Top of Available data
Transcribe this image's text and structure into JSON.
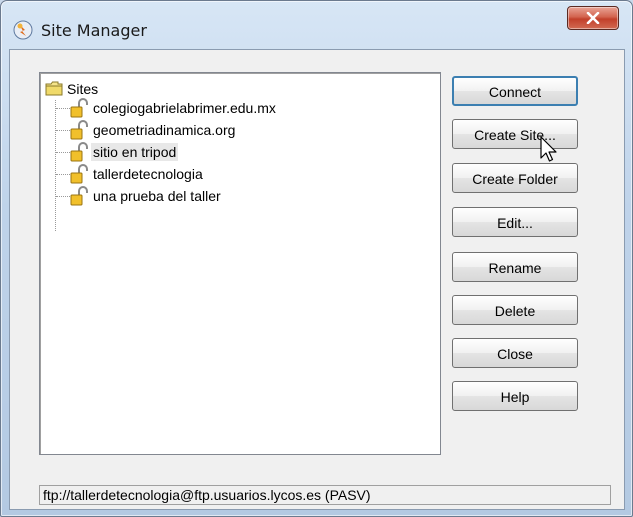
{
  "window": {
    "title": "Site Manager"
  },
  "tree": {
    "root_label": "Sites",
    "sites": [
      {
        "label": "colegiogabrielabrimer.edu.mx",
        "selected": false
      },
      {
        "label": "geometriadinamica.org",
        "selected": false
      },
      {
        "label": "sitio en tripod",
        "selected": true
      },
      {
        "label": "tallerdetecnologia",
        "selected": false
      },
      {
        "label": "una prueba del taller",
        "selected": false
      }
    ]
  },
  "buttons": {
    "connect": "Connect",
    "create_site": "Create Site...",
    "create_folder": "Create Folder",
    "edit": "Edit...",
    "rename": "Rename",
    "delete": "Delete",
    "close": "Close",
    "help": "Help"
  },
  "status": {
    "text": "ftp://tallerdetecnologia@ftp.usuarios.lycos.es (PASV)"
  },
  "icons": {
    "app": "site-manager-app-icon",
    "root": "folder-icon",
    "site": "lock-icon",
    "close": "close-icon",
    "cursor": "mouse-cursor-icon"
  },
  "colors": {
    "close_button": "#c94a35",
    "default_button_border": "#3c7fb1"
  }
}
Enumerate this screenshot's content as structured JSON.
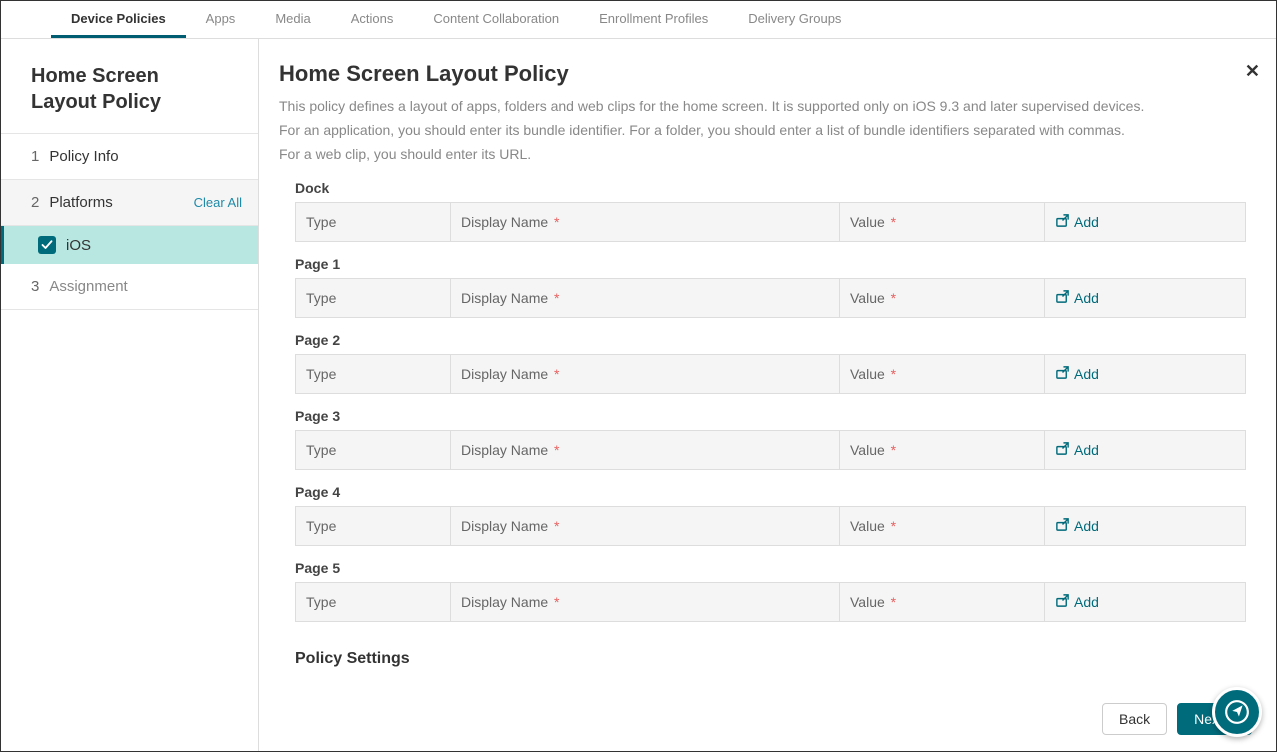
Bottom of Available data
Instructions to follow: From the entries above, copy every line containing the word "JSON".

Answer to the exercise:
Transcribe this image's text and structure into JSON.
Enumerate this screenshot's content as structured JSON.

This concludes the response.